In 1990, a young woman named Cynthia Kalkman (who is now, of course, Cindy Sheen) visited a house with kittens to give away. One, white, tiny, frail, so small he fit in the palm of her hand, so thin she could feel every one of his ribs, touched her heart.
His name, officially, was "Kimba." I don't know that he was ever called that. He had food issues, and by the time I met him, weighed nearly 30 pounds. He would walk determinedly through the apartment, then another apartment, then our trailer, with his feet making an audible Stomp!-Stomp!-Stomp! and that's how he marched, determinedly, into my heart.

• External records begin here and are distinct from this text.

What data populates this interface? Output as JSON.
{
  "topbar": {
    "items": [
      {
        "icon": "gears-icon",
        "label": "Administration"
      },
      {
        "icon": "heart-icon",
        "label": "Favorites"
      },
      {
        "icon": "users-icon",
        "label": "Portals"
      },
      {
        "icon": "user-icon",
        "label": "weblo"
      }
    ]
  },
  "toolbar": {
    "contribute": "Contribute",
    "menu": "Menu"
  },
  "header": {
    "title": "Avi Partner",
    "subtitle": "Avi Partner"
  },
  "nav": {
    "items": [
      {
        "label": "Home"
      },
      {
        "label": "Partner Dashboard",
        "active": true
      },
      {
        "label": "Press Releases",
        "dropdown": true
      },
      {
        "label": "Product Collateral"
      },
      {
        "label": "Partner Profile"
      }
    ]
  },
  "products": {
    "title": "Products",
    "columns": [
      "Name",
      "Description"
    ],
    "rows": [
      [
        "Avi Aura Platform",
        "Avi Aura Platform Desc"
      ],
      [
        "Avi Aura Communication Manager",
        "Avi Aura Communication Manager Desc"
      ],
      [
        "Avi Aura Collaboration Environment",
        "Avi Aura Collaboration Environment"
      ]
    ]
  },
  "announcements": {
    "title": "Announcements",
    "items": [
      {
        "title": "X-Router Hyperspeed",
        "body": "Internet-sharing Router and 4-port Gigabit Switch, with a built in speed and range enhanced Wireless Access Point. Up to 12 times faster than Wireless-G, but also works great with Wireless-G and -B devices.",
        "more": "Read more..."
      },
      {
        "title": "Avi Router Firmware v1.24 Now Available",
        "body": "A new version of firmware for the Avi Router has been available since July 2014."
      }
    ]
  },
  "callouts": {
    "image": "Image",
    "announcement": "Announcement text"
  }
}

He loved unreservedly, tolerated the Bear-Shaped Dog -- a late addition into his life -- demanded affection at his whim, and was generally, as my nephew Cory called him the first time he ever saw him, "The best pimp cat ever!"

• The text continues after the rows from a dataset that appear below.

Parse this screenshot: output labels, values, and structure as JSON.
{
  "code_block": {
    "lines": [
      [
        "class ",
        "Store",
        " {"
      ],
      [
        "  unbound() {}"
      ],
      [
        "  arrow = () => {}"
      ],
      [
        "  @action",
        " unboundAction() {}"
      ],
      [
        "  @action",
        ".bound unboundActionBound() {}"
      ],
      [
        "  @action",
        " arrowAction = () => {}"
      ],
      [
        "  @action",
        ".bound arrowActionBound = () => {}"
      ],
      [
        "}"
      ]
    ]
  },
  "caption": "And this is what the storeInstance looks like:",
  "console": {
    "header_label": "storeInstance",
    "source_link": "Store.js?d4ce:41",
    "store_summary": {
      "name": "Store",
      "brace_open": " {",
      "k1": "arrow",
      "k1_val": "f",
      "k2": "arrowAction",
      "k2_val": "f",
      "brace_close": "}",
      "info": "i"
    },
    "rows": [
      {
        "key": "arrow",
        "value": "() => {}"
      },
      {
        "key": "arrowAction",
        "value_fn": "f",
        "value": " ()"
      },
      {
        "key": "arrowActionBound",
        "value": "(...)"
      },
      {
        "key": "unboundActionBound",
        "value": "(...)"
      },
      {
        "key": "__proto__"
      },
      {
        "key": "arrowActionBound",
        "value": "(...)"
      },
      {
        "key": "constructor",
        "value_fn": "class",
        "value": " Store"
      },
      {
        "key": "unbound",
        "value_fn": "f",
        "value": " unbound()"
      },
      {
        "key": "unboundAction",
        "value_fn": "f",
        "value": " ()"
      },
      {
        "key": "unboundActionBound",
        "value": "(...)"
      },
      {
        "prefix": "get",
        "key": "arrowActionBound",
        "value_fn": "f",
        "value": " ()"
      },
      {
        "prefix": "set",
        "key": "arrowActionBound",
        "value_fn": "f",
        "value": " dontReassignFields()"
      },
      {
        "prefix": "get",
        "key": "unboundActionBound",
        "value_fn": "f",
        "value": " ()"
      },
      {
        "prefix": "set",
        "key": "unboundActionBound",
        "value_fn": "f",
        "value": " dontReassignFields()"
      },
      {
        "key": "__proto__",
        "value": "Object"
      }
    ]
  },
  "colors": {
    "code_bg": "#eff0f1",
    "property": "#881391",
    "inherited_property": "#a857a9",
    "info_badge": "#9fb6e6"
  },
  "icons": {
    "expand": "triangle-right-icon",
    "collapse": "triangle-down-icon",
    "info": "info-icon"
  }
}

We all called him "Beebee," or "Mister Beebers," and we loved him as unreservedly as he did us, and I can't see my keyboard through my tears right now, because he died about a half-hour ago.

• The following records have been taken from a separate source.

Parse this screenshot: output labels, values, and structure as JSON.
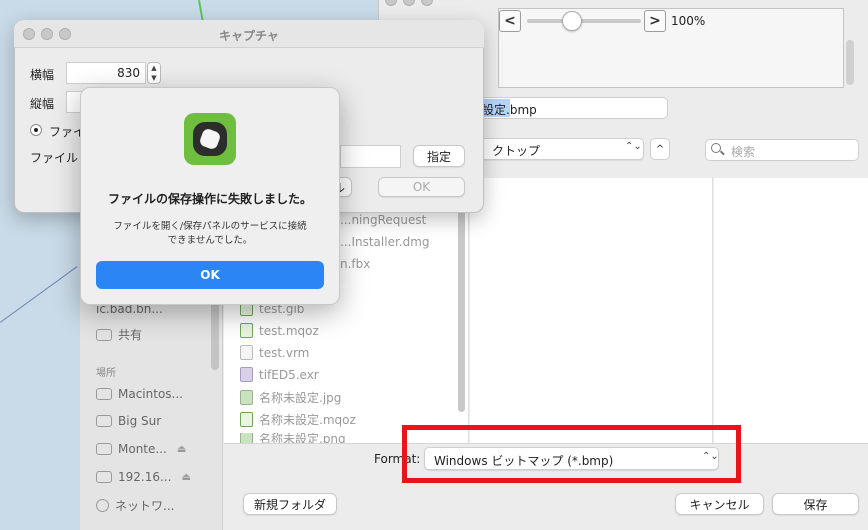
{
  "viewer": {
    "zoom": "100%",
    "prev_glyph": "<",
    "next_glyph": ">"
  },
  "capture": {
    "title": "キャプチャ",
    "width_label": "横幅",
    "width_value": "830",
    "height_label": "縦幅",
    "radio_label": "ファイ",
    "file_label": "ファイル",
    "specify_button": "指定",
    "cancel_button": "ル",
    "ok_button": "OK"
  },
  "alert": {
    "title": "ファイルの保存操作に失敗しました。",
    "message_line1": "ファイルを開く/保存パネルのサービスに接続",
    "message_line2": "できませんでした。",
    "ok_button": "OK"
  },
  "save_panel": {
    "filename_prefix": "設定",
    "filename_suffix": ".bmp",
    "location": "、クトップ",
    "location_caret": "⌃⌄",
    "expand_glyph": "^",
    "search_placeholder": "検索",
    "format_label": "Format:",
    "format_value": "Windows ビットマップ (*.bmp)",
    "format_caret": "⌃⌄",
    "new_folder_button": "新規フォルダ",
    "cancel_button": "キャンセル",
    "save_button": "保存",
    "sidebar": {
      "partial_item": "ic.bad.bn...",
      "shared": "共有",
      "locations_header": "場所",
      "locations": [
        {
          "label": "Macintos...",
          "eject": ""
        },
        {
          "label": "Big Sur",
          "eject": ""
        },
        {
          "label": "Monte...",
          "eject": "⏏"
        },
        {
          "label": "192.16...",
          "eject": "⏏"
        },
        {
          "label": "ネットワ...",
          "eject": ""
        }
      ]
    },
    "files": [
      {
        "name": "...ningRequest",
        "kind": "doc"
      },
      {
        "name": "...Installer.dmg",
        "kind": "doc"
      },
      {
        "name": "n.fbx",
        "kind": "doc"
      },
      {
        "name": "test.gib",
        "kind": "grn"
      },
      {
        "name": "test.mqoz",
        "kind": "grn"
      },
      {
        "name": "test.vrm",
        "kind": "blank"
      },
      {
        "name": "tifED5.exr",
        "kind": "doc"
      },
      {
        "name": "名称未設定.jpg",
        "kind": "img"
      },
      {
        "name": "名称未設定.mqoz",
        "kind": "grn"
      },
      {
        "name": "名称未設定.png",
        "kind": "img"
      }
    ]
  },
  "colors": {
    "accent": "#2b85f5",
    "highlight_box": "#e6151a",
    "app_icon_green": "#6fbe3f"
  }
}
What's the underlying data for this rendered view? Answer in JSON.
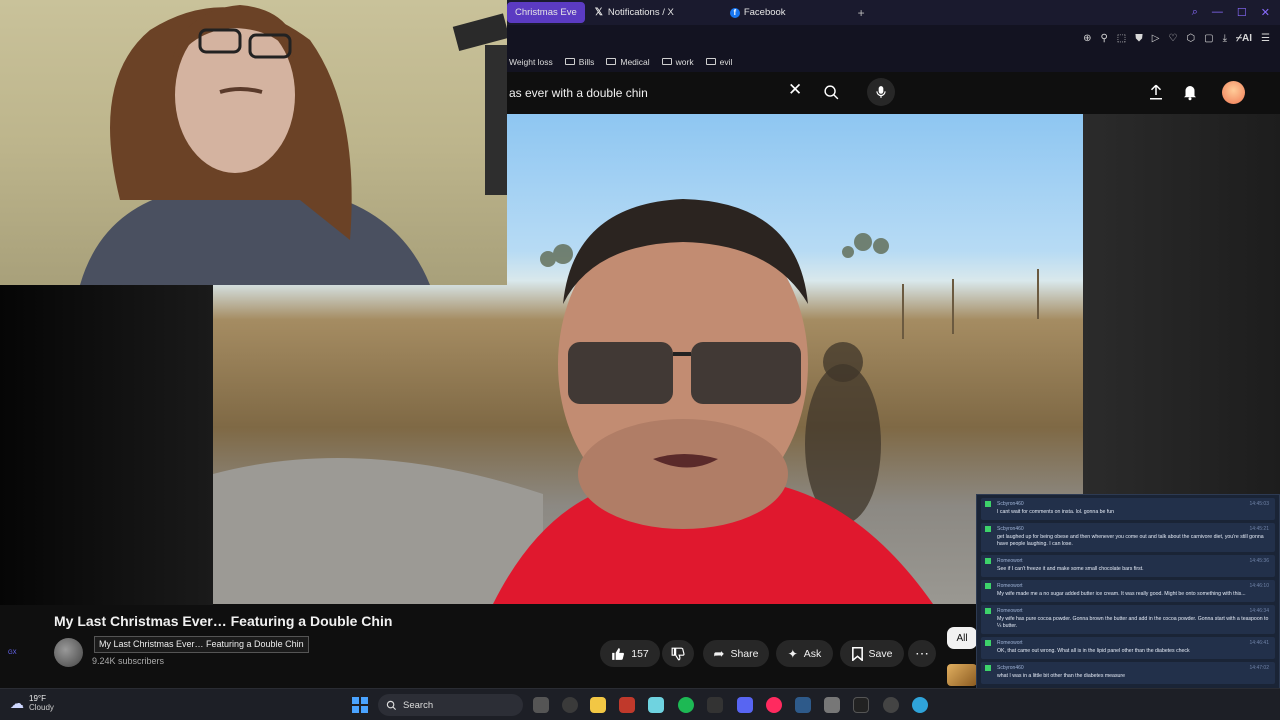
{
  "browser": {
    "tabs": [
      {
        "label": "Christmas Eve",
        "active": true
      },
      {
        "label": "Notifications / X",
        "icon": "x-logo-icon"
      },
      {
        "label": "Facebook",
        "icon": "facebook-icon"
      }
    ],
    "toolbar_ai_label": "AI",
    "bookmarks": [
      "Weight loss",
      "Bills",
      "Medical",
      "work",
      "evil"
    ]
  },
  "youtube": {
    "search_value": "as ever with a double chin",
    "video_title": "My Last Christmas Ever… Featuring a Double Chin",
    "tooltip": "My Last Christmas Ever… Featuring a Double Chin",
    "subscribers": "9.24K subscribers",
    "likes": "157",
    "share_label": "Share",
    "ask_label": "Ask",
    "save_label": "Save",
    "filter_all": "All"
  },
  "chat": {
    "messages": [
      {
        "user": "Scbyron460",
        "time": "14:45:03",
        "text": "I cant wait for comments on insta. lol. gonna be fun"
      },
      {
        "user": "Scbyron460",
        "time": "14:45:21",
        "text": "get laughed up for being obese and then whenever you come out and talk about the carnivore diet, you're still gonna have people laughing. I can lose."
      },
      {
        "user": "Romeowort",
        "time": "14:45:36",
        "text": "See if I can't freeze it and make some small chocolate bars first."
      },
      {
        "user": "Romeowort",
        "time": "14:46:10",
        "text": "My wife made me a no sugar added butter ice cream. It was really good. Might be onto something with this..."
      },
      {
        "user": "Romeowort",
        "time": "14:46:34",
        "text": "My wife has pure cocoa powder. Gonna brown the butter and add in the cocoa powder. Gonna start with a teaspoon to ¼ butter."
      },
      {
        "user": "Romeowort",
        "time": "14:46:41",
        "text": "OK, that came out wrong. What all is in the lipid panel other than the diabetes check"
      },
      {
        "user": "Scbyron460",
        "time": "14:47:02",
        "text": "what I was in a little bit other than the diabetes measure"
      }
    ]
  },
  "taskbar": {
    "temperature": "19°F",
    "condition": "Cloudy",
    "search_placeholder": "Search"
  },
  "left_rail": {
    "label": "GX"
  },
  "colors": {
    "accent": "#5b3bc2",
    "chat_bg": "#1a2436",
    "yt_bg": "#0f0f0f"
  }
}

He died peacefully, in the arms of his Mommy. After 18 years of happy life, well-fed, well-loved, well-cared-for. If there was any more perfect way for him to breath his last, I don't know what it could have been.
I feel, in a way, that I ought to feel satisfaction. A friend who is at times very wise told me, on the occasion of a previous cat's passing, that the life of a pet is a story, and that a story isn't a story without its ending. Beebee's life, part comedy, part love story, almost without drama, was a story with a happy ending.
I keep telling myself that between the sobs that take control of me, and rob me of dignity and motivation and all else.
They're not "like part of the family." They are part of the family. He was our baby, and he's gone and we are devastated.
There are ways in which our lives will be better. For the last few months, he has been incontinent, and had not even a theoretical notion of the concept of "the litter box." We can begin, now, to undo that damage to our home.
But he was our baby, and he is dead, lying curled in a cardboard box at my wife's feet, looking as if he's sleeping peacefully, where our other cats and bear-shaped dog can see him and smell him and know he is no longer in there. Tomorrow, we'll figure out what next, be it back-yard burial, disposal by our local vet, or some ridiculously expensive pet cremation.
For now, he lies curled in the cardboard box, dead, and we are devastated.